Suppose we had a world where all freeways were priced, and where we used the revenue to ease pricing’s burden on the poor. Now suppose someone wanted to change this state of affairs, and make all roads free. Would we consider this proposal fair? The poorest people, who don’t drive, would gain nothing. The poor who drive would save some money, but affluent drivers would save more. Congestion would increase, and so would pollution. The pollution would disproportionately burden low-income people. With priced roads, poor drivers were protected by payments from the toll revenue. With pricing gone, the revenue would disappear as well, and so would compensation for people who suffered congestion’s costs.

This proposal, in short, would reduce both efficiency and equity. It would harm the vulnerable, reward the affluent, damage the environment, and make a functioning public service faulty and unreliable. Most people would view the idea with skepticism — the same way they might view a proposal to abolish water meters. Today, however, this situation is not a proposal but our status quo, and so it is a departure from this scenario, not its introduction, that arouses our suspicion. We have so normalized the current condition of our transportation system that we unthinkingly consider it fair and functional. It is neither. Our system is an embarrassment to efficiency and an affront to equity. The choice between fairness and efficiency, in this case, is a false one. Charging prices would increase efficiency. Dedicating some revenue to the poor would protect equity. Falling pollution might well advance equity. There is nothing intrinsically unfair about pricing roads, or intrinsically fair about leaving them free. And people who worry about harms to the poor when roads are priced, but not when roads are free, may be worried more about the prices than the poor.

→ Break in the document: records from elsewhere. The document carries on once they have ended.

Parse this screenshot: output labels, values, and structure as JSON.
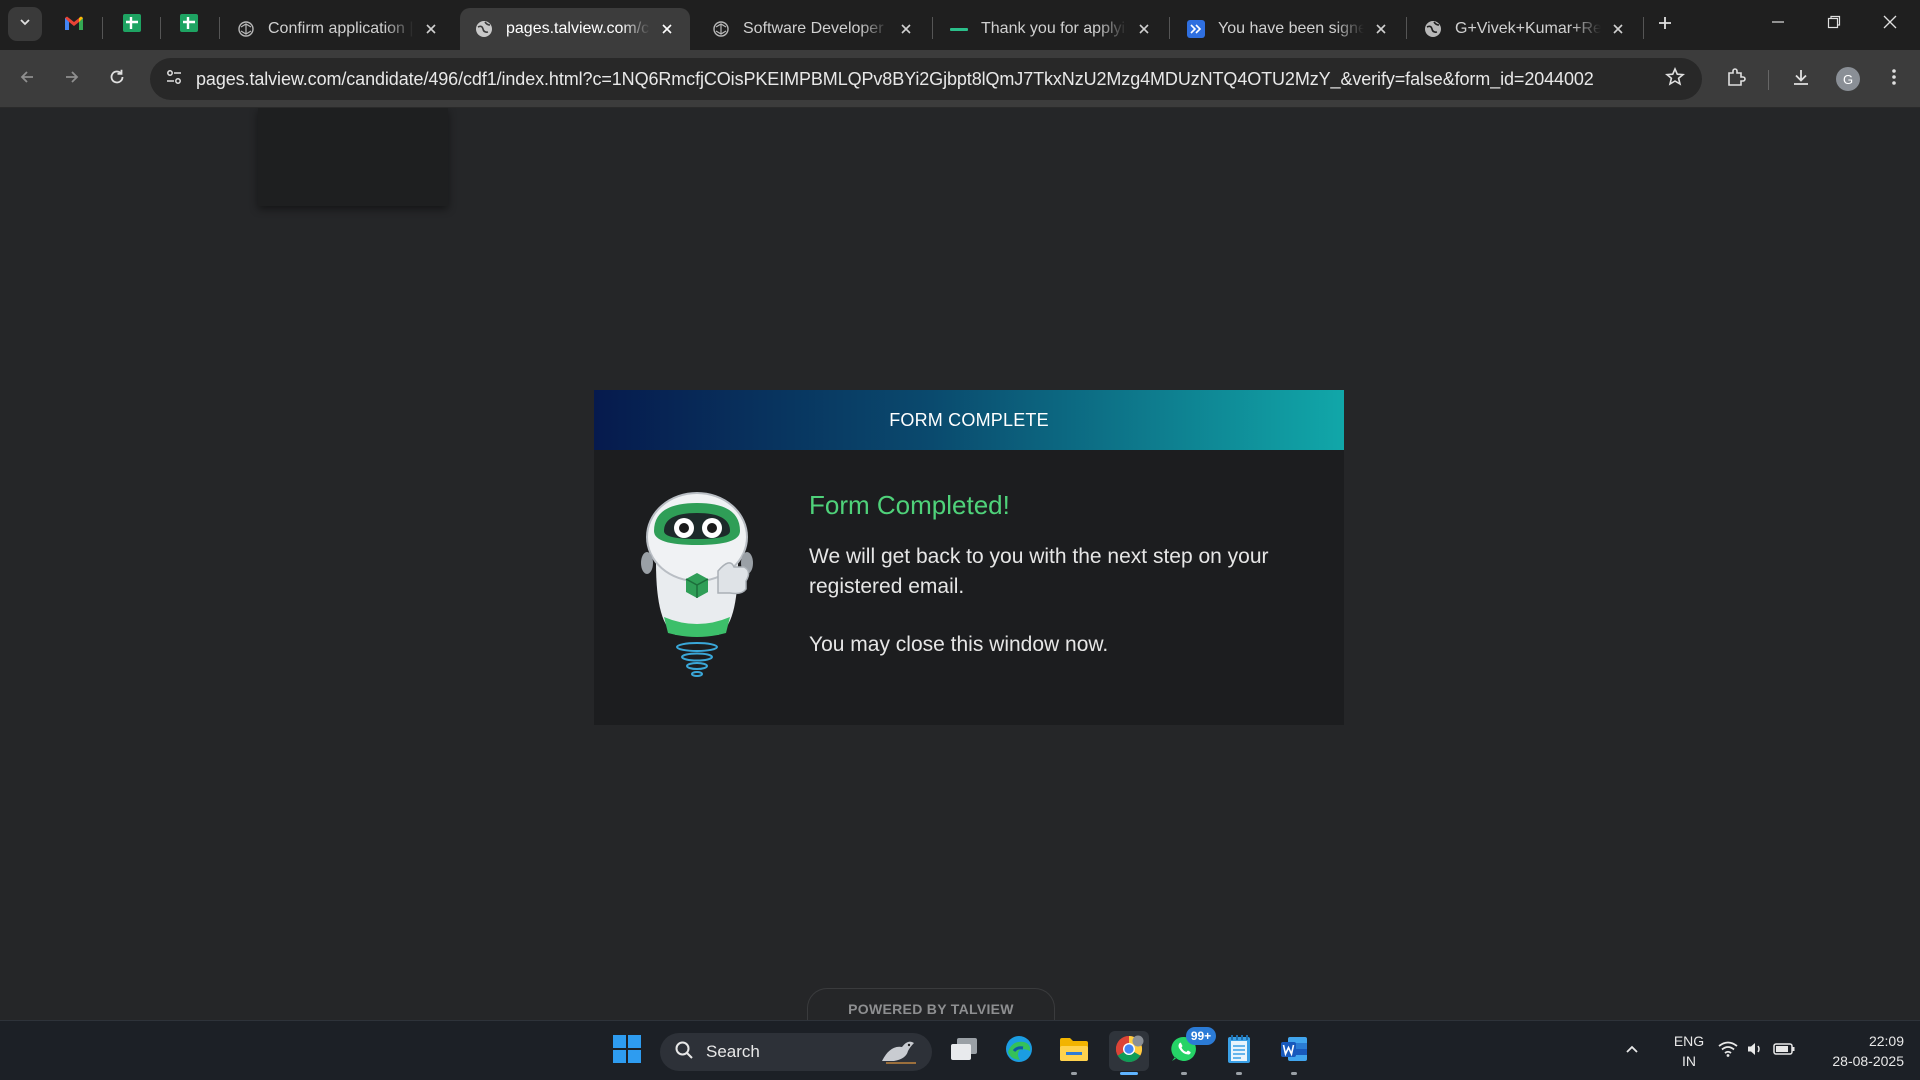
{
  "browser": {
    "tabs": [
      {
        "title": "Confirm application | I",
        "favicon": "brain-network-icon",
        "active": false
      },
      {
        "title": "pages.talview.com/can",
        "favicon": "globe-icon",
        "active": true
      },
      {
        "title": "Software Developer - ",
        "favicon": "brain-network-icon",
        "active": false
      },
      {
        "title": "Thank you for applying",
        "favicon": "dash-line-icon",
        "active": false
      },
      {
        "title": "You have been signed",
        "favicon": "app-blue-icon",
        "active": false
      },
      {
        "title": "G+Vivek+Kumar+Resu",
        "favicon": "globe-icon",
        "active": false
      }
    ],
    "pinned_tabs": [
      "gmail-icon",
      "google-sheets-icon",
      "google-sheets-icon"
    ],
    "url": "pages.talview.com/candidate/496/cdf1/index.html?c=1NQ6RmcfjCOisPKEIMPBMLQPv8BYi2Gjbpt8lQmJ7TkxNzU2Mzg4MDUzNTQ4OTU2MzY_&verify=false&form_id=2044002",
    "profile_initial": "G"
  },
  "page": {
    "card_header": "FORM COMPLETE",
    "title": "Form Completed!",
    "body": "We will get back to you with the next step on your registered email.",
    "close_note": "You may close this window now.",
    "powered_by": "POWERED BY TALVIEW"
  },
  "taskbar": {
    "search_label": "Search",
    "whatsapp_badge": "99+",
    "lang_line1": "ENG",
    "lang_line2": "IN",
    "time": "22:09",
    "date": "28-08-2025"
  },
  "colors": {
    "accent_green": "#4fd27a",
    "header_gradient_start": "#061a4d",
    "header_gradient_end": "#11a7a9",
    "page_background": "#252628"
  }
}
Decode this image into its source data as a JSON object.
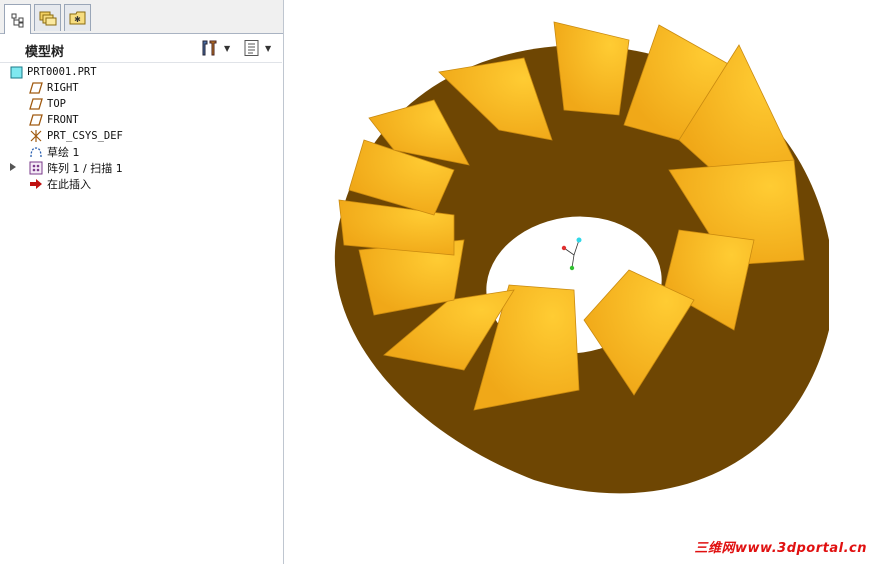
{
  "tabs": [
    {
      "name": "model-tree-tab",
      "icon": "tree-icon"
    },
    {
      "name": "layers-tab",
      "icon": "folders-icon"
    },
    {
      "name": "favorites-tab",
      "icon": "star-folder-icon"
    }
  ],
  "model_tree": {
    "title": "模型树",
    "items": [
      {
        "label": "PRT0001.PRT",
        "icon": "part-icon"
      },
      {
        "label": "RIGHT",
        "icon": "datum-plane-icon"
      },
      {
        "label": "TOP",
        "icon": "datum-plane-icon"
      },
      {
        "label": "FRONT",
        "icon": "datum-plane-icon"
      },
      {
        "label": "PRT_CSYS_DEF",
        "icon": "csys-icon"
      },
      {
        "label": "草绘 1",
        "icon": "sketch-icon"
      },
      {
        "label": "阵列 1 / 扫描 1",
        "icon": "pattern-icon"
      },
      {
        "label": "在此插入",
        "icon": "insert-arrow-icon"
      }
    ]
  },
  "watermark": "三维网www.3dportal.cn",
  "colors": {
    "gear_light": "#ffcc33",
    "gear_mid": "#f0a818",
    "gear_dark": "#6e4603",
    "watermark": "#e01010"
  }
}
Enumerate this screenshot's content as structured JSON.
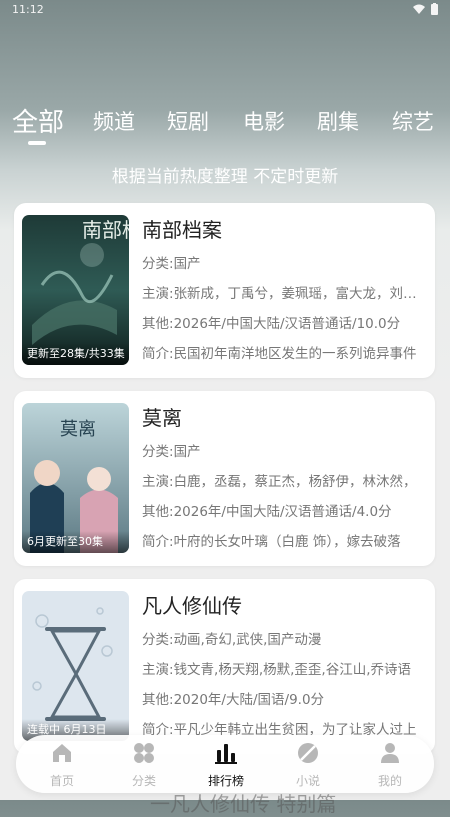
{
  "status_bar": {
    "time": "11:12"
  },
  "tabs": [
    {
      "label": "全部"
    },
    {
      "label": "频道"
    },
    {
      "label": "短剧"
    },
    {
      "label": "电影"
    },
    {
      "label": "剧集"
    },
    {
      "label": "综艺"
    }
  ],
  "subtitle": "根据当前热度整理 不定时更新",
  "labels": {
    "category": "分类:",
    "cast": "主演:",
    "other": "其他:",
    "intro": "简介:"
  },
  "items": [
    {
      "title": "南部档案",
      "caption": "更新至28集/共33集",
      "category": "国产",
      "cast": "张新成，丁禹兮，姜珮瑶，富大龙，刘奕君",
      "other": "2026年/中国大陆/汉语普通话/10.0分",
      "intro": "民国初年南洋地区发生的一系列诡异事件",
      "poster_text": "南部档案"
    },
    {
      "title": "莫离",
      "caption": "6月更新至30集",
      "category": "国产",
      "cast": "白鹿，丞磊，蔡正杰，杨舒伊，林沐然，",
      "other": "2026年/中国大陆/汉语普通话/4.0分",
      "intro": "叶府的长女叶璃（白鹿 饰），嫁去破落",
      "poster_text": "莫离"
    },
    {
      "title": "凡人修仙传",
      "caption": "连载中 6月13日",
      "category": "动画,奇幻,武侠,国产动漫",
      "cast": "钱文青,杨天翔,杨默,歪歪,谷江山,乔诗语",
      "other": "2020年/大陆/国语/9.0分",
      "intro": "平凡少年韩立出生贫困，为了让家人过上",
      "poster_text": ""
    }
  ],
  "nav": [
    {
      "label": "首页",
      "icon": "home-icon"
    },
    {
      "label": "分类",
      "icon": "category-icon"
    },
    {
      "label": "排行榜",
      "icon": "ranking-icon"
    },
    {
      "label": "小说",
      "icon": "novel-icon"
    },
    {
      "label": "我的",
      "icon": "profile-icon"
    }
  ],
  "peek_text": "一凡人修仙传 特别篇"
}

Michael Manville

Michael Manville is the editor-in-chief of Transfers Magazine and an associate professor of urban planning at the UCLA Luskin School of Public Affairs.